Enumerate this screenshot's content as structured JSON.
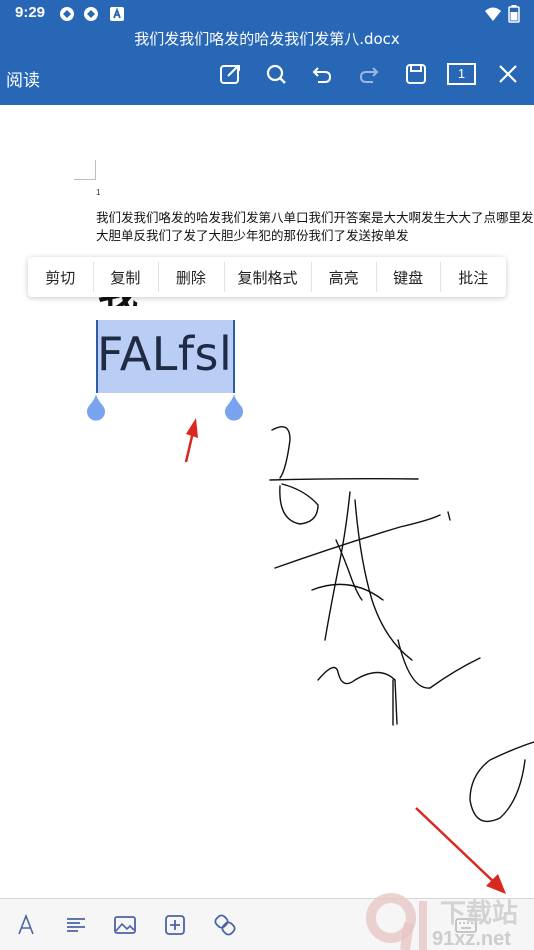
{
  "status": {
    "time": "9:29",
    "icons": [
      "sync-icon",
      "sync-icon",
      "notification-a-icon",
      "wifi-icon",
      "battery-icon"
    ]
  },
  "header": {
    "title": "我们发我们咯发的哈发我们发第八.docx",
    "mode_label": "阅读",
    "toolbar": {
      "edit": "edit-icon",
      "search": "search-icon",
      "undo": "undo-icon",
      "redo": "redo-icon",
      "save": "save-icon",
      "page_count": "1",
      "close": "close-icon"
    },
    "colors": {
      "accent": "#2767b6",
      "text": "#ffffff"
    }
  },
  "document": {
    "page_number": "1",
    "paragraph_lines": [
      "我们发我们咯发的哈发我们发第八单口我们开答案是大大啊发生大大了点哪里发",
      "大胆单反我们了发了大胆少年犯的那份我们了发送按单发"
    ],
    "partial_heading": "我",
    "selected_text": "FALfsl",
    "selection_color": "#b9cdf5",
    "handle_color": "#7aa3ef"
  },
  "context_menu": {
    "items": [
      "剪切",
      "复制",
      "删除",
      "复制格式",
      "高亮",
      "键盘",
      "批注"
    ]
  },
  "bottom_toolbar": {
    "items": [
      "text-format-icon",
      "paragraph-align-icon",
      "image-icon",
      "insert-icon",
      "link-icon",
      "keyboard-icon"
    ]
  },
  "watermark": {
    "text_big": "下载站",
    "text_small": "91xz.net",
    "logo": "9-logo-icon"
  },
  "annotations": {
    "arrow_color": "#d9281e"
  }
}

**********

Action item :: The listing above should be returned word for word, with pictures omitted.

Written response ::
Enumerate this screenshot's content as structured JSON.
{
  "status": {
    "time": "9:29",
    "icons": [
      "sync-icon",
      "sync-icon",
      "notification-a-icon",
      "wifi-icon",
      "battery-icon"
    ]
  },
  "header": {
    "title": "我们发我们咯发的哈发我们发第八.docx",
    "mode_label": "阅读",
    "toolbar": {
      "edit": "edit-icon",
      "search": "search-icon",
      "undo": "undo-icon",
      "redo": "redo-icon",
      "save": "save-icon",
      "page_count": "1",
      "close": "close-icon"
    },
    "colors": {
      "accent": "#2767b6",
      "text": "#ffffff"
    }
  },
  "document": {
    "page_number": "1",
    "paragraph_lines": [
      "我们发我们咯发的哈发我们发第八单口我们开答案是大大啊发生大大了点哪里发",
      "大胆单反我们了发了大胆少年犯的那份我们了发送按单发"
    ],
    "partial_heading": "我",
    "selected_text": "FALfsl",
    "selection_color": "#b9cdf5",
    "handle_color": "#7aa3ef"
  },
  "context_menu": {
    "items": [
      "剪切",
      "复制",
      "删除",
      "复制格式",
      "高亮",
      "键盘",
      "批注"
    ]
  },
  "bottom_toolbar": {
    "items": [
      "text-format-icon",
      "paragraph-align-icon",
      "image-icon",
      "insert-icon",
      "link-icon",
      "keyboard-icon"
    ]
  },
  "watermark": {
    "text_big": "下载站",
    "text_small": "91xz.net",
    "logo": "9-logo-icon"
  },
  "annotations": {
    "arrow_color": "#d9281e"
  }
}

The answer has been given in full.